This artist’s rendering made available by NASA on Thursday, July 23, 2015 shows a comparison between the Earth, left, and the planet Kepler-452b.
This past week was another exciting one for both space history and the space program. From the 46th anniversary of the Apollo 11 landing on the Moon on July 20, 1969, to new images from New Horizon’s flyby of Pluto and the discovery of ‘Earth’s cousin’ Kepler 452b , NASA continues to excite and motivate a new generation just as it did back during the days of Apollo.
I have always loved the space program and, of course, science fiction. From Destination Moon in 1950 to Apollo 11 in 1969, we see time and time again the influences movies have in the real world and visa-versa.
The same can hold true for the science fiction of mind reading I postulate in Justice Is Mind. Just this week, two articles came out that not only further the conversation of neuroscience in the courtroom, but the actual real world implications of the science of mind reading.
An article titled “Scientists Say They Can Read Your Mind, And Prove It With Pictures” had the most impressions.
In fact, the origins for Justice Is Mind are in the space program of the 1960s. When I was writing the sequel to First World, the idea came to me that on return to the installation on the Moon, inhabitants had to pass through a “mind reading like” device to gain entry.

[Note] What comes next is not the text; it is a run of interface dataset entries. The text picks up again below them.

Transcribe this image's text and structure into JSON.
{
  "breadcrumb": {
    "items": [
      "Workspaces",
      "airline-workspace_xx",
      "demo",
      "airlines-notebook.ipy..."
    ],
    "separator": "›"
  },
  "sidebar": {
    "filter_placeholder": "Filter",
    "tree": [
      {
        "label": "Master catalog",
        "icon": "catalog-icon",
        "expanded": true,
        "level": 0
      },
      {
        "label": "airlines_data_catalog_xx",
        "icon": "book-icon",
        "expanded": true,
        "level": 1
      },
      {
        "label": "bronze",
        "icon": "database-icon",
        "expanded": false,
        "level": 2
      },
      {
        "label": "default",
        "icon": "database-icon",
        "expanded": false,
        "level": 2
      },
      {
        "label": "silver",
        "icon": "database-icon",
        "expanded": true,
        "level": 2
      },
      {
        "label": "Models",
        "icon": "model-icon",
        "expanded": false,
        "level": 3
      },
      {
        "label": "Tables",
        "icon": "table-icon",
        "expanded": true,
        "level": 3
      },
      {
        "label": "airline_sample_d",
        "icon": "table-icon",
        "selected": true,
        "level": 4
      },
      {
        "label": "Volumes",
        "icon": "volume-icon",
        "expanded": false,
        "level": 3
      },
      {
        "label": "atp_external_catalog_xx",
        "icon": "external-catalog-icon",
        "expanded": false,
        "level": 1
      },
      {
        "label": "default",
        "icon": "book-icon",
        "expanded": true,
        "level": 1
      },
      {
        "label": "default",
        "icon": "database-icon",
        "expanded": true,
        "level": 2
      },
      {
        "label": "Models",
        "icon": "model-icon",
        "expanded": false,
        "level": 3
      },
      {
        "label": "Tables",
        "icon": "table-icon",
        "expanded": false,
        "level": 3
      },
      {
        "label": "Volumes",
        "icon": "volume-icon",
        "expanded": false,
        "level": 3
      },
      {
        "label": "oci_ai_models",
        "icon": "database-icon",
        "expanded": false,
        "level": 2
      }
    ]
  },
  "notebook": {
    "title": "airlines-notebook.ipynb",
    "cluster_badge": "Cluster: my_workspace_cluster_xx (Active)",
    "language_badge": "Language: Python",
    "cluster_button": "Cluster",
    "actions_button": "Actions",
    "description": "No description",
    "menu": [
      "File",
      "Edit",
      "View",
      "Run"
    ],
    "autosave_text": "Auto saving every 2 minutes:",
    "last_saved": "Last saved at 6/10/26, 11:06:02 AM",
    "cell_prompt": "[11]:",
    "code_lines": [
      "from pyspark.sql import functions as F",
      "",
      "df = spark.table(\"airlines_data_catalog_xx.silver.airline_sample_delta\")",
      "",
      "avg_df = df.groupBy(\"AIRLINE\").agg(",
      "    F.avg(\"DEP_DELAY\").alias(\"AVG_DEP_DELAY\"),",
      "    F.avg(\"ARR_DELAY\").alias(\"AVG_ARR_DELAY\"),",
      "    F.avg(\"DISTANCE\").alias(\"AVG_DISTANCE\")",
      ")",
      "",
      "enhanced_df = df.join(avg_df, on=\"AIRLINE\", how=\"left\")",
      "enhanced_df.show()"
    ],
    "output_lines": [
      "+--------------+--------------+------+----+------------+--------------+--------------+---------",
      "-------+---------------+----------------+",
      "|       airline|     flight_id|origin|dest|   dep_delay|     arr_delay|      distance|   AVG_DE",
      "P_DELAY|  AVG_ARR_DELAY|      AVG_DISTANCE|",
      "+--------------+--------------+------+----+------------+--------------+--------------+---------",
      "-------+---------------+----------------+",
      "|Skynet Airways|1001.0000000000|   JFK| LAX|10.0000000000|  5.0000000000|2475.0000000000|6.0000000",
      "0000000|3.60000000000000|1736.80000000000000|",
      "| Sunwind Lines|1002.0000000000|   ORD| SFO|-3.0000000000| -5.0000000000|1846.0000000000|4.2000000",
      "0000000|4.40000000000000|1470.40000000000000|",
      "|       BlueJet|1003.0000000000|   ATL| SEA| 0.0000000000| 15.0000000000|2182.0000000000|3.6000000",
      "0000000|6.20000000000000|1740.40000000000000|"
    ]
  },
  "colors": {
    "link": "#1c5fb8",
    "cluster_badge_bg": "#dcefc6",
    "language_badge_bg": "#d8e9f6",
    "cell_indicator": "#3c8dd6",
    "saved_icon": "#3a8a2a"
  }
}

Thus some simple research brought me to a “thought-identification” story on 60 Minutes. The rest, as they say, is history. Justice Is Mind was written, produced and released with our second anniversary screening coming up on August 18.
Regarding the promotional efforts I do for First World, Justice Is Mind and SOS United States, it is always interesting to me to see which one gains the most traction. This past week First World spiked sharply with my Apollo 11 posts, SOS United States saw its highest impressions ever with the U.S. Embassy opening in Cuba and Justice Is Mind increased dramatically with a story titled, “Scientists Say They Can Read Your Mind, And Prove It With Pictures“.
Neil Armstrong descends a ladder on July 20, 1969 to be the first man to walk on the Moon.
Marketing a film takes time, consistency of message and perseverance. The major studios have the benefits of seemingly endless marketing budgets and A list actors. For a truly independent film like Justice Is Mind, it’s important to have a hook and to see what resonates with audiences. For this project, I have always seen consistent engagement when it comes to media related articles that have to do with mind reading and their real world applications in court or the perceived abuse by government.
When doing my follow calls to the media this week, the one thing that has resonated well was that the sequel is in development and that a concept trailer exists. We shall see how this all pans out in the next couple of weeks as we lead up to the second anniversary screening of Justice Is Mind on August 18 at Cinemagic in Sturbridge, MA.
July 25, 2015 | Categories: General | Tags: 60 Minutes, anniversary, Apollo 11, August 18, Cinemagic, concept trailer, Cuba, Destination Moon, Embassy, First World (movie), In Mind We Trust, Justice is Mind, Kepler 452b, Moon, movie studios, NASA, neuroscience, political thriller, Scientists, screenwriting, sequel, SOS United States, thought identification | Leave a comment